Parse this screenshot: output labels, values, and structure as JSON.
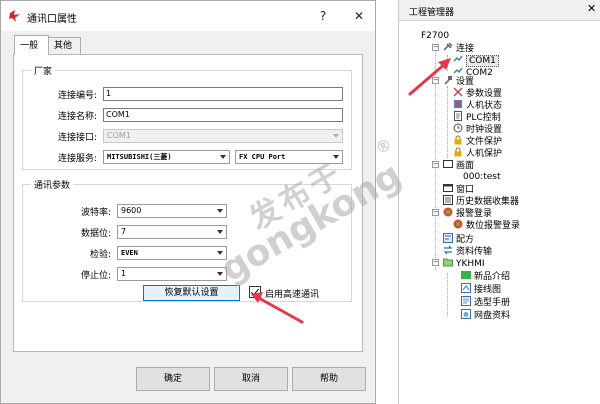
{
  "dialog": {
    "title": "通讯口属性",
    "help_label": "?",
    "close_label": "✕",
    "tabs": [
      {
        "label": "一般"
      },
      {
        "label": "其他"
      }
    ],
    "vendor_group": {
      "title": "厂家",
      "id_label": "连接编号:",
      "id_value": "1",
      "name_label": "连接名称:",
      "name_value": "COM1",
      "port_label": "连接接口:",
      "port_value": "COM1",
      "service_label": "连接服务:",
      "service_value": "MITSUBISHI(三菱)",
      "cpu_value": "FX CPU Port"
    },
    "comm_group": {
      "title": "通讯参数",
      "baud_label": "波特率:",
      "baud_value": "9600",
      "databits_label": "数据位:",
      "databits_value": "7",
      "parity_label": "检验:",
      "parity_value": "EVEN",
      "stopbits_label": "停止位:",
      "stopbits_value": "1",
      "restore_label": "恢复默认设置",
      "highspeed_label": "启用高速通讯",
      "highspeed_checked": true
    },
    "ok_label": "确定",
    "cancel_label": "取消",
    "help_btn_label": "帮助"
  },
  "project_manager": {
    "title": "工程管理器",
    "close_label": "✕",
    "tree": [
      {
        "label": "F2700"
      },
      {
        "label": "连接"
      },
      {
        "label": "COM1"
      },
      {
        "label": "COM2"
      },
      {
        "label": "设置"
      },
      {
        "label": "参数设置"
      },
      {
        "label": "人机状态"
      },
      {
        "label": "PLC控制"
      },
      {
        "label": "时钟设置"
      },
      {
        "label": "文件保护"
      },
      {
        "label": "人机保护"
      },
      {
        "label": "画面"
      },
      {
        "label": "000:test"
      },
      {
        "label": "窗口"
      },
      {
        "label": "历史数据收集器"
      },
      {
        "label": "报警登录"
      },
      {
        "label": "数位报警登录"
      },
      {
        "label": "配方"
      },
      {
        "label": "资料传输"
      },
      {
        "label": "YKHMI"
      },
      {
        "label": "新品介绍"
      },
      {
        "label": "接线图"
      },
      {
        "label": "选型手册"
      },
      {
        "label": "网盘资料"
      }
    ]
  },
  "watermark": {
    "cn": "发布于",
    "en": "gongkong",
    "reg": "®"
  },
  "colors": {
    "arrow": "#e8354a",
    "accent": "#0078d7"
  }
}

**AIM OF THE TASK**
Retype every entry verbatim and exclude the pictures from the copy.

**COMPLETED EXERCISE**
Parse this screenshot: output labels, values, and structure as JSON.
{
  "dialog": {
    "title": "通讯口属性",
    "help_label": "?",
    "close_label": "✕",
    "tabs": [
      {
        "label": "一般"
      },
      {
        "label": "其他"
      }
    ],
    "vendor_group": {
      "title": "厂家",
      "id_label": "连接编号:",
      "id_value": "1",
      "name_label": "连接名称:",
      "name_value": "COM1",
      "port_label": "连接接口:",
      "port_value": "COM1",
      "service_label": "连接服务:",
      "service_value": "MITSUBISHI(三菱)",
      "cpu_value": "FX CPU Port"
    },
    "comm_group": {
      "title": "通讯参数",
      "baud_label": "波特率:",
      "baud_value": "9600",
      "databits_label": "数据位:",
      "databits_value": "7",
      "parity_label": "检验:",
      "parity_value": "EVEN",
      "stopbits_label": "停止位:",
      "stopbits_value": "1",
      "restore_label": "恢复默认设置",
      "highspeed_label": "启用高速通讯",
      "highspeed_checked": true
    },
    "ok_label": "确定",
    "cancel_label": "取消",
    "help_btn_label": "帮助"
  },
  "project_manager": {
    "title": "工程管理器",
    "close_label": "✕",
    "tree": [
      {
        "label": "F2700"
      },
      {
        "label": "连接"
      },
      {
        "label": "COM1"
      },
      {
        "label": "COM2"
      },
      {
        "label": "设置"
      },
      {
        "label": "参数设置"
      },
      {
        "label": "人机状态"
      },
      {
        "label": "PLC控制"
      },
      {
        "label": "时钟设置"
      },
      {
        "label": "文件保护"
      },
      {
        "label": "人机保护"
      },
      {
        "label": "画面"
      },
      {
        "label": "000:test"
      },
      {
        "label": "窗口"
      },
      {
        "label": "历史数据收集器"
      },
      {
        "label": "报警登录"
      },
      {
        "label": "数位报警登录"
      },
      {
        "label": "配方"
      },
      {
        "label": "资料传输"
      },
      {
        "label": "YKHMI"
      },
      {
        "label": "新品介绍"
      },
      {
        "label": "接线图"
      },
      {
        "label": "选型手册"
      },
      {
        "label": "网盘资料"
      }
    ]
  },
  "watermark": {
    "cn": "发布于",
    "en": "gongkong",
    "reg": "®"
  },
  "colors": {
    "arrow": "#e8354a",
    "accent": "#0078d7"
  }
}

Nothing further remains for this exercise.